JSP spec was older than JSF spec. People who preferred JSP spec over JSF are now stuck with code written to an obsolete spec. Newer is not always better either. Whether the spec is older or newer doesn't matter here. It's whether the aspect of the spec you are trying to use is stable or not that should matter.
Both solutions use the spec. Whether one solution is more complex or not is subjective.
The JSF spec is there to shield you away from working with the Servlet APIs in the first place. There are still cases when developers find themselves having to fall back to the servlet APIs. The developers of the JSF spec (linked to above) immediately develop JSF features for those cases to bridge those gaps.
Global error handling and file upload/download were some of those gaps that they have already filled.
[ UD: Please don't quote the entire post for each response. It's clear which post you're referring to in that case. ]
JSF was never intended to supplant servlets. In point of fact, JSF relies on a servlet to act as its master Controller. However, JSF was designed to solve a particular set of problems, not be a universal solution, and one of the things I like about JSF is that unlike older, more unwieldy frameworks, it doesn't have to be in control in cases where its particular strengths don't apply.
JSF is designed to provide an exceptionally clean and simple MVC implementation for JEE. But not every web request requires MVC. There is no benefit to ramming non-MVC transactions through an MVC framework. Instead of coding a simple stock servlet that creates content for downloading and ships it out via techniques well-documented in just about any introductory J2EE book, you're proposing using the FacesServlet to accept an incoming request, which is then going to have to go to all the trouble of constructing a FacesContext, Component Object tree, EL context and various and sundry other artifacts that will exist only for the life of that HTTP request. And then you're going to tell JSF to chuck it all because you're taking over the output stream. The illogic of waste, Mr. Spock.
I practice what I preach. Everything must be as simple as possible, but no simpler. I have very few webapps that exploit JSF internal functions or data structures, because JSF is so good at what it does and because JSF gives me the flexibility to extend outside of itself when the solution is more effective that way.

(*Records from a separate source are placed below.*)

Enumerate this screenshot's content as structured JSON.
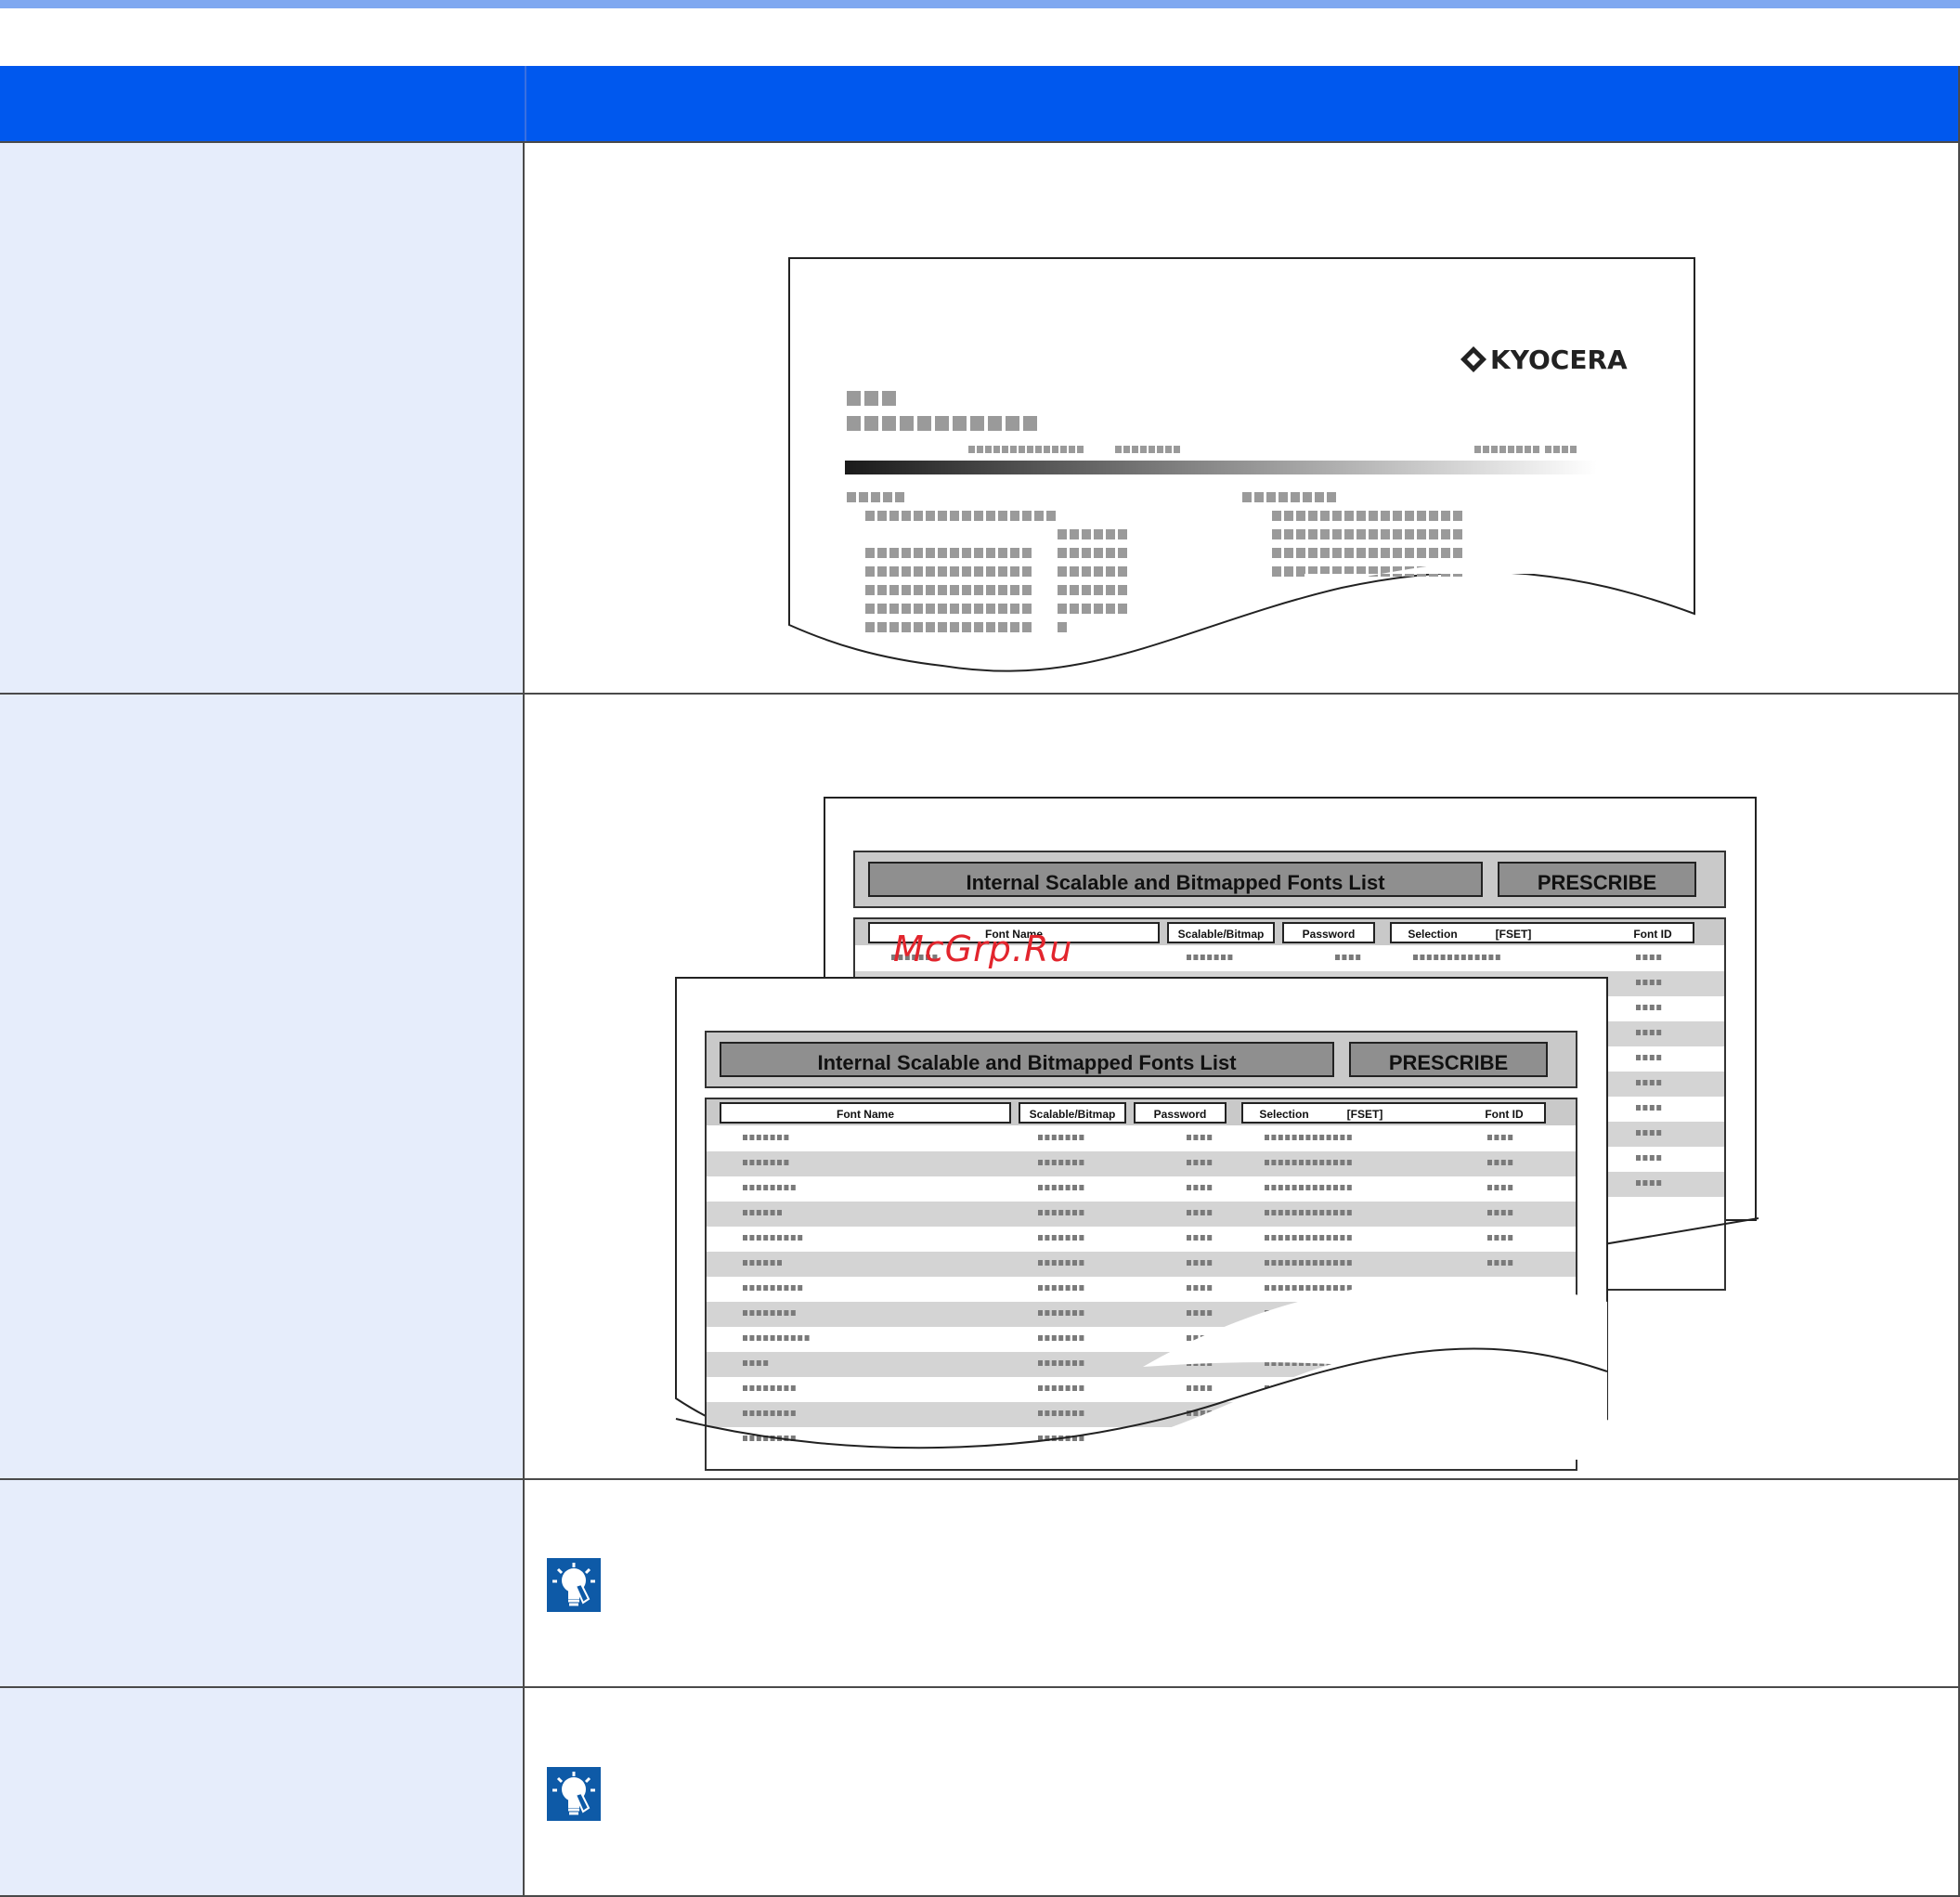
{
  "table": {
    "header": {
      "col1": "",
      "col2": ""
    },
    "rows": [
      {
        "label": "",
        "description": ""
      },
      {
        "label": "",
        "description": ""
      },
      {
        "label": "",
        "description": "",
        "hint_icon": "lightbulb-icon"
      },
      {
        "label": "",
        "description": "",
        "hint_icon": "lightbulb-icon"
      }
    ]
  },
  "status_page_illustration": {
    "logo_text": "KYOCERA"
  },
  "font_list_illustration": {
    "title": "Internal Scalable and Bitmapped Fonts List",
    "badge": "PRESCRIBE",
    "columns": {
      "font_name": "Font Name",
      "scalable": "Scalable/Bitmap",
      "password": "Password",
      "selection": "Selection",
      "fset": "[FSET]",
      "font_id": "Font ID"
    }
  },
  "watermark": "McGrp.Ru",
  "colors": {
    "header_blue": "#0058ee",
    "label_cell": "#e6edfb",
    "top_rule": "#7fa8f0",
    "hint_icon_bg": "#0e5aa7"
  }
}
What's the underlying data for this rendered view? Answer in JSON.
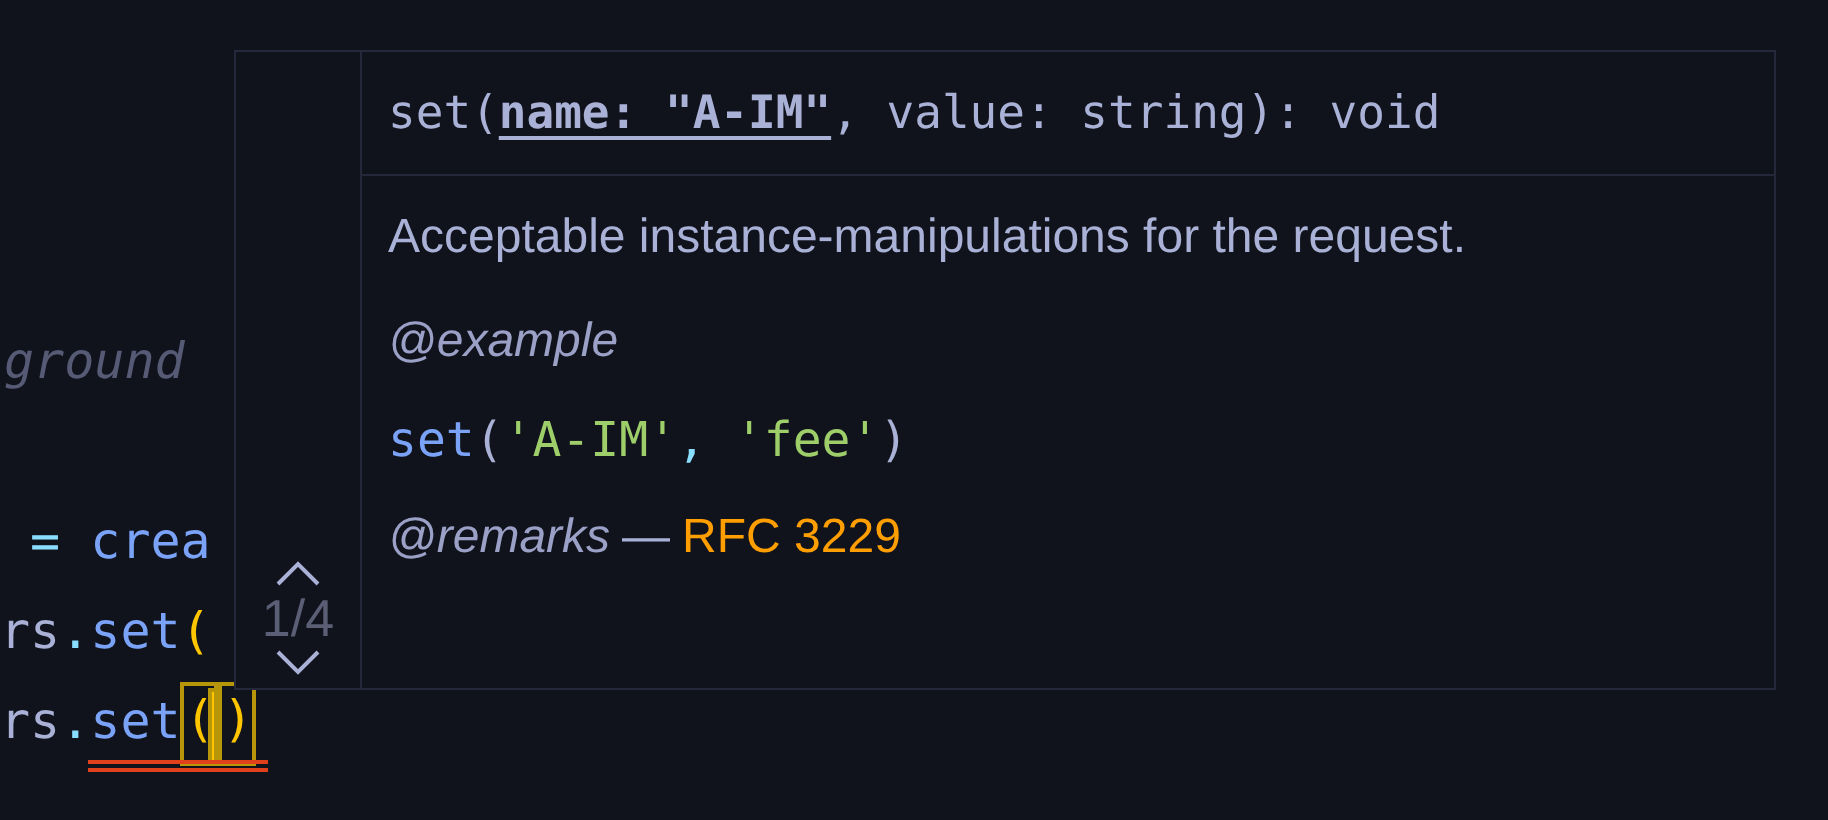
{
  "editor": {
    "lines": [
      {
        "tokens": [
          {
            "text": "ground",
            "kind": "comment"
          }
        ]
      },
      {
        "tokens": [
          {
            "text": " = ",
            "kind": "operator"
          },
          {
            "text": "crea",
            "kind": "function"
          }
        ]
      },
      {
        "tokens": [
          {
            "text": "rs",
            "kind": "plain"
          },
          {
            "text": ".",
            "kind": "operator"
          },
          {
            "text": "set",
            "kind": "function"
          },
          {
            "text": "(",
            "kind": "paren"
          }
        ]
      },
      {
        "tokens": [
          {
            "text": "rs",
            "kind": "plain"
          },
          {
            "text": ".",
            "kind": "operator"
          },
          {
            "text": "set",
            "kind": "function"
          },
          {
            "text": "()",
            "kind": "matched-parens"
          }
        ],
        "error": true
      }
    ]
  },
  "hover": {
    "counter": "1/4",
    "signature": "set(**name: \"A-IM\"**, value: string): void",
    "description": "Acceptable instance-manipulations for the request.",
    "example_tag": "@example",
    "example": [
      {
        "text": "set",
        "kind": "function"
      },
      {
        "text": "(",
        "kind": "punct"
      },
      {
        "text": "'A-IM'",
        "kind": "string"
      },
      {
        "text": ", ",
        "kind": "comma"
      },
      {
        "text": "'fee'",
        "kind": "string"
      },
      {
        "text": ")",
        "kind": "punct"
      }
    ],
    "remarks_tag": "@remarks",
    "remarks_dash": "—",
    "remarks_link": "RFC 3229"
  }
}
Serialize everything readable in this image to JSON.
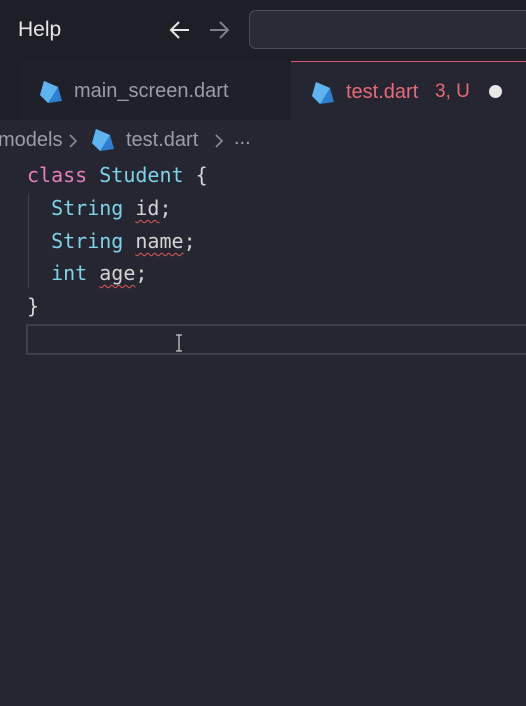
{
  "menu": {
    "help_label": "Help"
  },
  "navigation": {
    "back_icon": "arrow-left-icon",
    "forward_icon": "arrow-right-icon"
  },
  "search": {
    "value": ""
  },
  "tabs": [
    {
      "label": "main_screen.dart",
      "icon": "dart-file-icon",
      "active": false
    },
    {
      "label": "test.dart",
      "status": "3, U",
      "icon": "dart-file-icon",
      "active": true,
      "modified": true
    }
  ],
  "breadcrumb": {
    "folder": "models",
    "file": "test.dart",
    "ellipsis": "..."
  },
  "code": {
    "line1": {
      "keyword": "class",
      "class_name": "Student",
      "brace": "{"
    },
    "line2": {
      "type": "String",
      "name": "id",
      "semi": ";"
    },
    "line3": {
      "type": "String",
      "name": "name",
      "semi": ";"
    },
    "line4": {
      "type": "int",
      "name": "age",
      "semi": ";"
    },
    "line5": {
      "brace": "}"
    }
  },
  "colors": {
    "background": "#252631",
    "accent_tab": "#e8697a",
    "keyword": "#e87fb8",
    "type": "#7fd3e6",
    "error_squiggle": "#e05a5a"
  }
}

I did however, get seriously nailed because one of them required hooks into the EL subsystem and that part of JSF changed radically not long ago. Java is not Microsoft where they just up and discard an API in favor of a newer, allegedly better but totally incompatible API, so any change of that magnitude isn't done frivolously. But it was done and it cost me. Just because an architecture is a standard doesn't mean that its lower levels are immutable.